_WHAT THIS TASK INVOLVES_
Please retype the entries below word for word, passing over every picture.

_EXTRACTED DATA_

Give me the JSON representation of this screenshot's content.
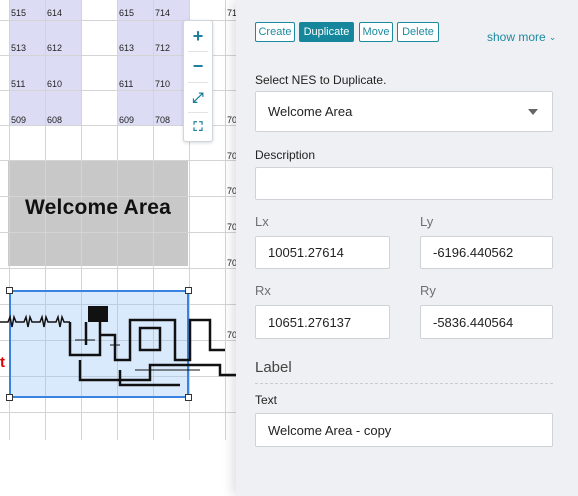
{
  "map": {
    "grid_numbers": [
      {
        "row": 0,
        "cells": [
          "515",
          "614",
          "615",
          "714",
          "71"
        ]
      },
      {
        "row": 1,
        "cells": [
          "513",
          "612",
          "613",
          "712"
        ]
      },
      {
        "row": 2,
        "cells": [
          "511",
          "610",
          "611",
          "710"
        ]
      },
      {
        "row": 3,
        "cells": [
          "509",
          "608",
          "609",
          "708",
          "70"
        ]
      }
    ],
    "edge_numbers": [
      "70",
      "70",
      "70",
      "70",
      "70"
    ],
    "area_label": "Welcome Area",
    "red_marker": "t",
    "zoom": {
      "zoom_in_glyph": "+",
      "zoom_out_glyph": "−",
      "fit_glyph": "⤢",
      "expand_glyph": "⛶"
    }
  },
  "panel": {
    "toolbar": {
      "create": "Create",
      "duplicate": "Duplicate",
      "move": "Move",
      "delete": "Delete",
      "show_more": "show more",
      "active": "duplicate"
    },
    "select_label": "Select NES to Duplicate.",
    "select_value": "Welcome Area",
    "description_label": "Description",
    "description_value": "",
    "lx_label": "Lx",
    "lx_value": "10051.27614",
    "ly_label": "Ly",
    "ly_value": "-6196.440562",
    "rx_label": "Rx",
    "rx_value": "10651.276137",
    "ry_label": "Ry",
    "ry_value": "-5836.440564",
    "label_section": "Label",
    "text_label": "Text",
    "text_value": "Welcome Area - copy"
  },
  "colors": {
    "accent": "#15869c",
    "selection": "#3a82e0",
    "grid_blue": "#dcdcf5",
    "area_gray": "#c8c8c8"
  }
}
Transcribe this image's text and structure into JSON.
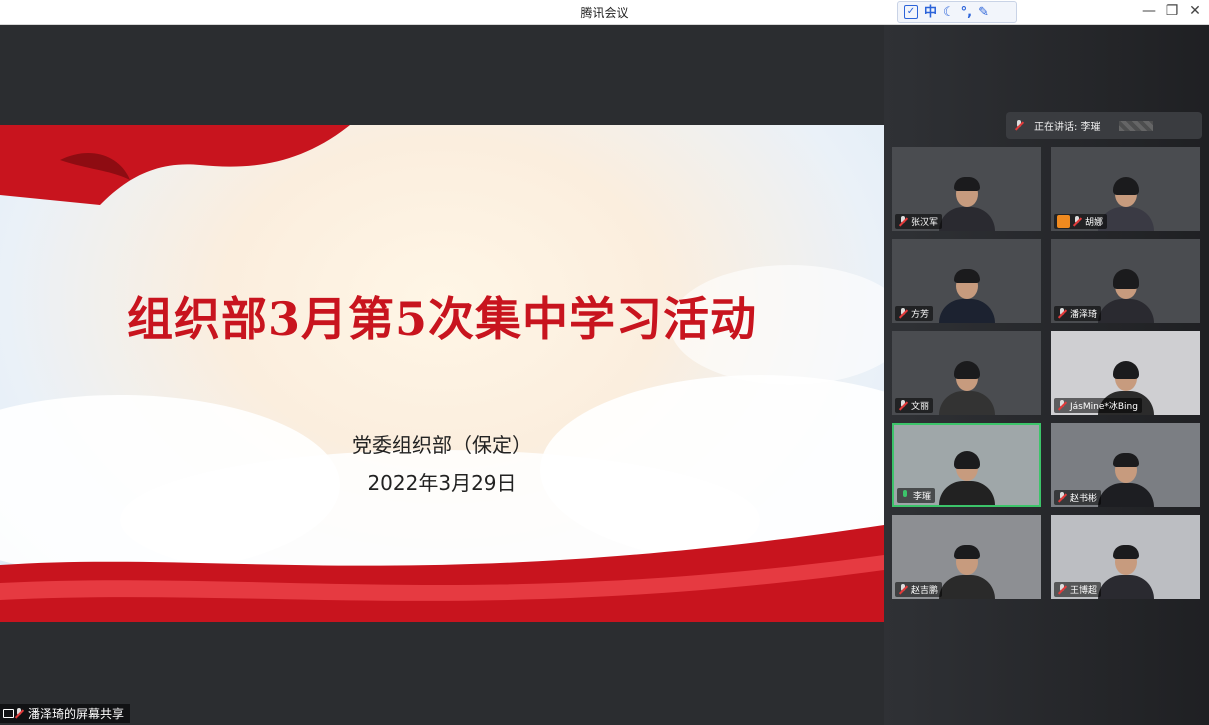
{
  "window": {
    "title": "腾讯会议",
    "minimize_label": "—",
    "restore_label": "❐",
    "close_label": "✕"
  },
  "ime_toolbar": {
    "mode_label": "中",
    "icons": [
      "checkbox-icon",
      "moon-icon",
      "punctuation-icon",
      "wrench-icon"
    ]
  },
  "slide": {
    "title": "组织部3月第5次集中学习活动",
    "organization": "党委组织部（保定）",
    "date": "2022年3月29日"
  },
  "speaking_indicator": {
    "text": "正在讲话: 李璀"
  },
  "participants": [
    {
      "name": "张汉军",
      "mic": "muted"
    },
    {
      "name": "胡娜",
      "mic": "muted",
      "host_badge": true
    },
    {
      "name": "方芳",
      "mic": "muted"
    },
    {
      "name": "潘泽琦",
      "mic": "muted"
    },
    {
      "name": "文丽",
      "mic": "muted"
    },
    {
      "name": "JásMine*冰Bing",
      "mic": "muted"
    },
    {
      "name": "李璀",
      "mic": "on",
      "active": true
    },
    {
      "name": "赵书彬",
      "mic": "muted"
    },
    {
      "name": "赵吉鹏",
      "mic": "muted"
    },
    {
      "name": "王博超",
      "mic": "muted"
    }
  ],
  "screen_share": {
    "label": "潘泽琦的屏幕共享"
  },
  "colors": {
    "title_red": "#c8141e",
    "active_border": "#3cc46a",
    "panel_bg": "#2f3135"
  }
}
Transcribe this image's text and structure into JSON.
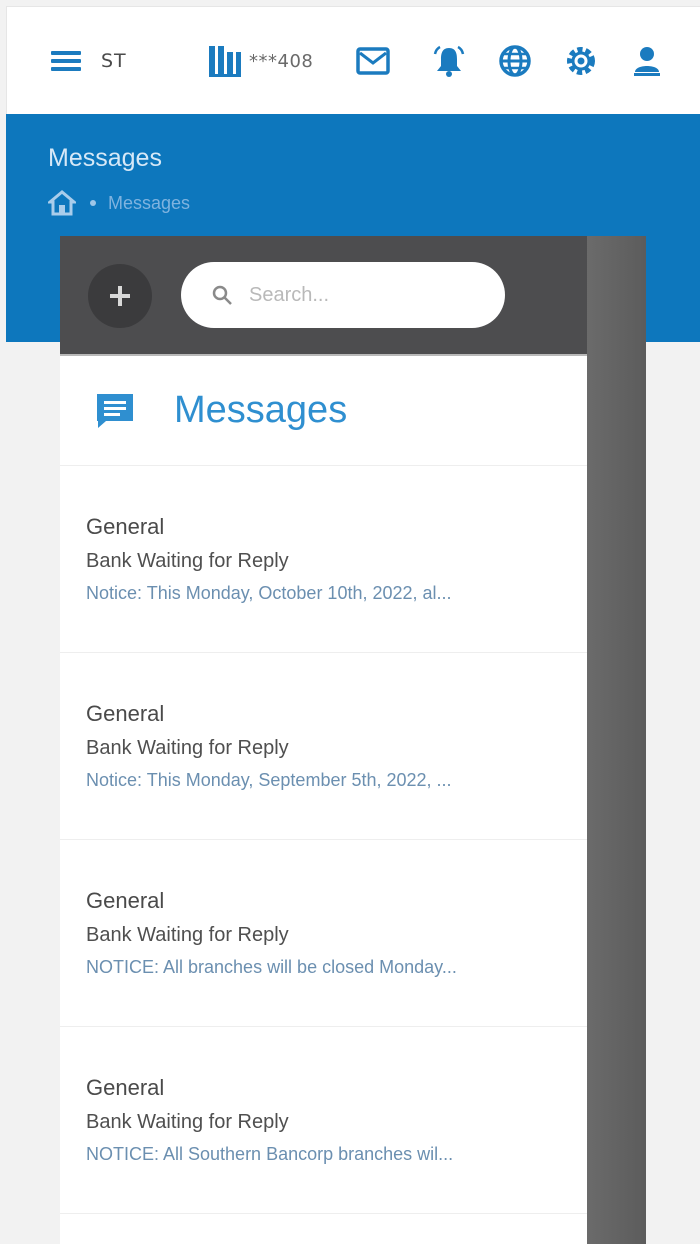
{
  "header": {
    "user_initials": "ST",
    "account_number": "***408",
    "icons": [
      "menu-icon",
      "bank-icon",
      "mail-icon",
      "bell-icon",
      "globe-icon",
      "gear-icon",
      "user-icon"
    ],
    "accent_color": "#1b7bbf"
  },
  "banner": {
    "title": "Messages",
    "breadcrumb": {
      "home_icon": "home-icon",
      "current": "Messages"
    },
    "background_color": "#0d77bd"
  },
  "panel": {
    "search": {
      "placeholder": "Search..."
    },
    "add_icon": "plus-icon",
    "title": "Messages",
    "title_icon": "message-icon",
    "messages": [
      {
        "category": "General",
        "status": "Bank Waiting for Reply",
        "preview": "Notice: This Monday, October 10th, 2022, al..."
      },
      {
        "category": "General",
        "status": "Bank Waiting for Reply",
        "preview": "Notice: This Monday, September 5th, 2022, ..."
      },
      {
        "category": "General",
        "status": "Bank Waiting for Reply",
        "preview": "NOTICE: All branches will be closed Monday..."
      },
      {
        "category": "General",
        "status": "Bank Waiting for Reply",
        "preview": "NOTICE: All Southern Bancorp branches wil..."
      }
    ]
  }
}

_OUTPUT FOR THIS TASK_
Give me the JSON representation of this screenshot's content.
{
  "map": {
    "grid_numbers": [
      {
        "row": 0,
        "cells": [
          "515",
          "614",
          "615",
          "714",
          "71"
        ]
      },
      {
        "row": 1,
        "cells": [
          "513",
          "612",
          "613",
          "712"
        ]
      },
      {
        "row": 2,
        "cells": [
          "511",
          "610",
          "611",
          "710"
        ]
      },
      {
        "row": 3,
        "cells": [
          "509",
          "608",
          "609",
          "708",
          "70"
        ]
      }
    ],
    "edge_numbers": [
      "70",
      "70",
      "70",
      "70",
      "70"
    ],
    "area_label": "Welcome Area",
    "red_marker": "t",
    "zoom": {
      "zoom_in_glyph": "+",
      "zoom_out_glyph": "−",
      "fit_glyph": "⤢",
      "expand_glyph": "⛶"
    }
  },
  "panel": {
    "toolbar": {
      "create": "Create",
      "duplicate": "Duplicate",
      "move": "Move",
      "delete": "Delete",
      "show_more": "show more",
      "active": "duplicate"
    },
    "select_label": "Select NES to Duplicate.",
    "select_value": "Welcome Area",
    "description_label": "Description",
    "description_value": "",
    "lx_label": "Lx",
    "lx_value": "10051.27614",
    "ly_label": "Ly",
    "ly_value": "-6196.440562",
    "rx_label": "Rx",
    "rx_value": "10651.276137",
    "ry_label": "Ry",
    "ry_value": "-5836.440564",
    "label_section": "Label",
    "text_label": "Text",
    "text_value": "Welcome Area - copy"
  },
  "colors": {
    "accent": "#15869c",
    "selection": "#3a82e0",
    "grid_blue": "#dcdcf5",
    "area_gray": "#c8c8c8"
  }
}
Transcribe this image's text and structure into JSON.
{
  "window": {
    "title": "腾讯会议",
    "minimize_label": "—",
    "restore_label": "❐",
    "close_label": "✕"
  },
  "ime_toolbar": {
    "mode_label": "中",
    "icons": [
      "checkbox-icon",
      "moon-icon",
      "punctuation-icon",
      "wrench-icon"
    ]
  },
  "slide": {
    "title": "组织部3月第5次集中学习活动",
    "organization": "党委组织部（保定）",
    "date": "2022年3月29日"
  },
  "speaking_indicator": {
    "text": "正在讲话: 李璀"
  },
  "participants": [
    {
      "name": "张汉军",
      "mic": "muted"
    },
    {
      "name": "胡娜",
      "mic": "muted",
      "host_badge": true
    },
    {
      "name": "方芳",
      "mic": "muted"
    },
    {
      "name": "潘泽琦",
      "mic": "muted"
    },
    {
      "name": "文丽",
      "mic": "muted"
    },
    {
      "name": "JásMine*冰Bing",
      "mic": "muted"
    },
    {
      "name": "李璀",
      "mic": "on",
      "active": true
    },
    {
      "name": "赵书彬",
      "mic": "muted"
    },
    {
      "name": "赵吉鹏",
      "mic": "muted"
    },
    {
      "name": "王博超",
      "mic": "muted"
    }
  ],
  "screen_share": {
    "label": "潘泽琦的屏幕共享"
  },
  "colors": {
    "title_red": "#c8141e",
    "active_border": "#3cc46a",
    "panel_bg": "#2f3135"
  }
}
Transcribe this image's text and structure into JSON.
{
  "header": {
    "user_initials": "ST",
    "account_number": "***408",
    "icons": [
      "menu-icon",
      "bank-icon",
      "mail-icon",
      "bell-icon",
      "globe-icon",
      "gear-icon",
      "user-icon"
    ],
    "accent_color": "#1b7bbf"
  },
  "banner": {
    "title": "Messages",
    "breadcrumb": {
      "home_icon": "home-icon",
      "current": "Messages"
    },
    "background_color": "#0d77bd"
  },
  "panel": {
    "search": {
      "placeholder": "Search..."
    },
    "add_icon": "plus-icon",
    "title": "Messages",
    "title_icon": "message-icon",
    "messages": [
      {
        "category": "General",
        "status": "Bank Waiting for Reply",
        "preview": "Notice: This Monday, October 10th, 2022, al..."
      },
      {
        "category": "General",
        "status": "Bank Waiting for Reply",
        "preview": "Notice: This Monday, September 5th, 2022, ..."
      },
      {
        "category": "General",
        "status": "Bank Waiting for Reply",
        "preview": "NOTICE: All branches will be closed Monday..."
      },
      {
        "category": "General",
        "status": "Bank Waiting for Reply",
        "preview": "NOTICE: All Southern Bancorp branches wil..."
      }
    ]
  }
}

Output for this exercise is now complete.